Mark Regnerus, a sociologist from the University of Texas, wrote this piece in Christianity Today a few months back titled "The Case for Early Marriage". In it he points out the absurdity of promoting abstinence and delayed marriage for young Christians. This is something that I have felt for quite some time.
There are consequences to our current culture of wait, and as an economist I look for incentives. The incentives in delayed marriage not only make abstinence or chastity a longer burden, but it also changes the thought processes of young people.
If a young Christian woman believes that marriage is many years off, why would she limit her dating life to stable and pious men? Dating, without the expectation of marriage, is simply fun. Girls will be attracted to young men who are simply fun.
Unfortunately, what we are training young Christian men to be is anything but fun for young Christian women. We teach them to control their passions, making them dull. When marriage is many years off, what incentive do they have to grow up? Why put down the Playstation to study or get a job? Why have a girlfriend if you don't plan to have sex and don't plan to marry her?
Of course, these are generalities, and I don't want to focus merely on the deleterious effects of these incentives. There is the issue of passion and the human experience.
For thousands of years, most every society (any historians please correct me if I'm wrong) had young marriage. It was either young arranged marriage or young romantic marriage. Either way, they were young. Not only is it apparent from our physical urges and the lower birth complications for younger women, but the romantic notions in youth seem to imply we were meant for young love, young marriage, and young reproduction.
While the Evangelical Christian world is telling kids to wait for sex, the secular world is telling them to wait for love. Either way, the message is clear: Squelch your passions, and give into the dullness of sensibility.
These most powerful human sentiments can be the most wonderful and beautiful things. but we are told to crush them, subdue them, wait, wait, wait, and then wait some more. Wait until your heart is jaded and the love you find is pleasant but modest. Deny those sexual urges, and when you fail, feel horrible, feel guilty. Wait until you've established a career, because who needs love and passion when you can afford a comfortable lifestyle?
Where have all the real men gone? Where have all the true ladies gone? We bury them with wait.
C.S. Lewis in his book "The Abolition of Man" has a great passage that relates:

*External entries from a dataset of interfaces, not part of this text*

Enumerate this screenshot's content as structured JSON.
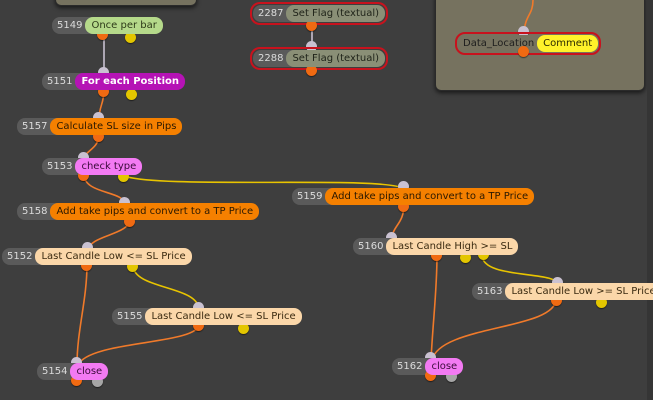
{
  "nodes": {
    "n5149": {
      "id": "5149",
      "label": "Once per bar"
    },
    "n5151": {
      "id": "5151",
      "label": "For each Position"
    },
    "n5157": {
      "id": "5157",
      "label": "Calculate SL size in Pips"
    },
    "n5153": {
      "id": "5153",
      "label": "check type"
    },
    "n5158": {
      "id": "5158",
      "label": "Add take pips and convert to a TP Price"
    },
    "n5152": {
      "id": "5152",
      "label": "Last Candle Low <= SL Price"
    },
    "n5155": {
      "id": "5155",
      "label": "Last Candle Low <= SL Price"
    },
    "n5154": {
      "id": "5154",
      "label": "close"
    },
    "n2287": {
      "id": "2287",
      "label": "Set Flag (textual)"
    },
    "n2288": {
      "id": "2288",
      "label": "Set Flag (textual)"
    },
    "n5159": {
      "id": "5159",
      "label": "Add take pips and convert to a TP Price"
    },
    "n5160": {
      "id": "5160",
      "label": "Last Candle High >= SL"
    },
    "n5163": {
      "id": "5163",
      "label": "Last Candle Low >= SL Price"
    },
    "n5162": {
      "id": "5162",
      "label": "close"
    },
    "ndata": {
      "id": "Data_Location",
      "label": "Comment"
    }
  },
  "colors": {
    "canvas": "#3e3e3e",
    "panel": "#76725f",
    "wire_orange": "#f07a2a",
    "wire_yellow": "#e8c400",
    "flag_border": "#c8121d"
  }
}
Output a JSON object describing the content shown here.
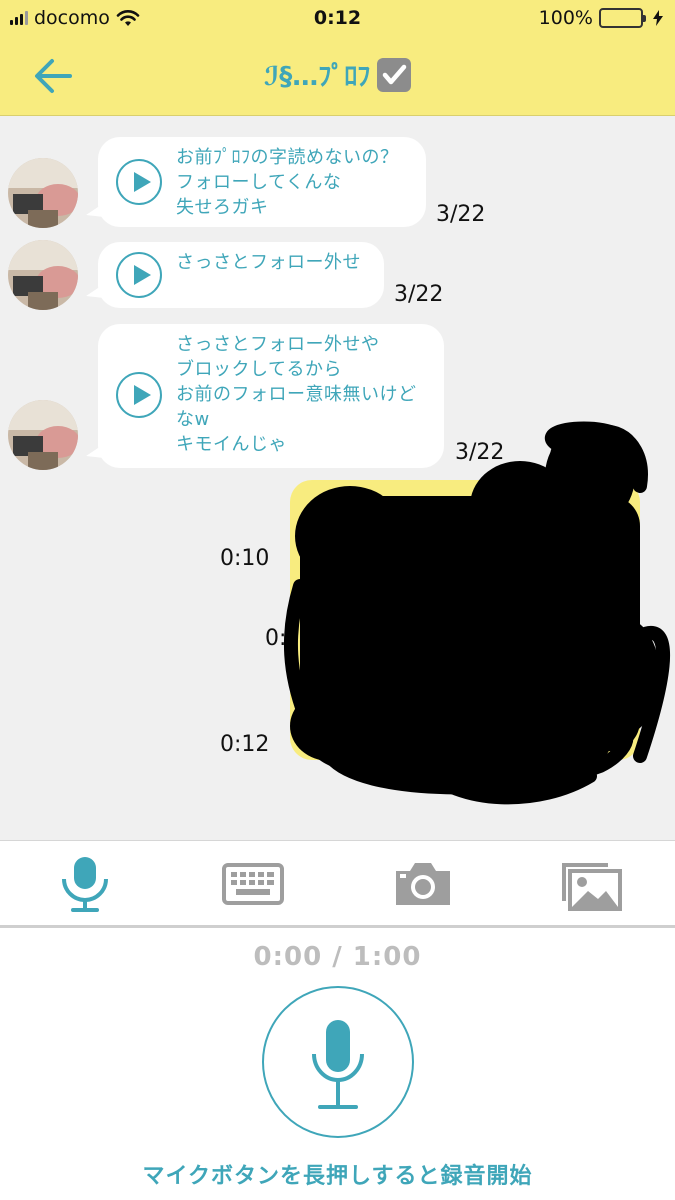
{
  "status_bar": {
    "carrier": "docomo",
    "time": "0:12",
    "battery": "100%",
    "signal_icon": "signal-bars-icon",
    "wifi_icon": "wifi-icon",
    "battery_icon": "battery-icon",
    "charging_icon": "charging-bolt-icon"
  },
  "header": {
    "title": "ℐ§…ﾌﾟﾛﾌ",
    "back_icon": "back-arrow-icon",
    "badge_icon": "check-box-icon"
  },
  "messages": [
    {
      "text": "お前ﾌﾟﾛﾌの字読めないの？\nフォローしてくんな\n失せろガキ",
      "date": "3/22"
    },
    {
      "text": "さっさとフォロー外せ",
      "date": "3/22"
    },
    {
      "text": "さっさとフォロー外せや\nブロックしてるから\nお前のフォロー意味無いけど\nなw\nキモイんじゃ",
      "date": "3/22"
    }
  ],
  "outgoing_durations": [
    "0:10",
    "0:1",
    "0:12"
  ],
  "toolbar": {
    "mic_icon": "microphone-icon",
    "keyboard_icon": "keyboard-icon",
    "camera_icon": "camera-icon",
    "gallery_icon": "image-gallery-icon"
  },
  "recorder": {
    "timer": "0:00 / 1:00",
    "button_icon": "microphone-icon",
    "hint": "マイクボタンを長押しすると録音開始"
  },
  "colors": {
    "accent": "#3fa6b9",
    "header_bg": "#f8ec7f",
    "chat_bg": "#f0f0f0",
    "inactive_icon": "#9e9e9e"
  }
}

"And all the time--such is the tragi-comedy of our situation--we continue to clamour for those very qualities we are rendering impossible. You can hardly open a periodical without coming across the statement that what our civilization needs is more 'drive', or dynamism, or self-sacrifice, or 'creativity'. In a sort of ghastly simplicity we remove the organ and demand the function. We make men without chests and expect of them virtue and enterprise. We laugh at honour and are shocked to find traitors in our midst. We castrate and bid the geldings be fruitful."
Update: A reader has a blog mostly dedicated to the subject - The Unorthodox Marriage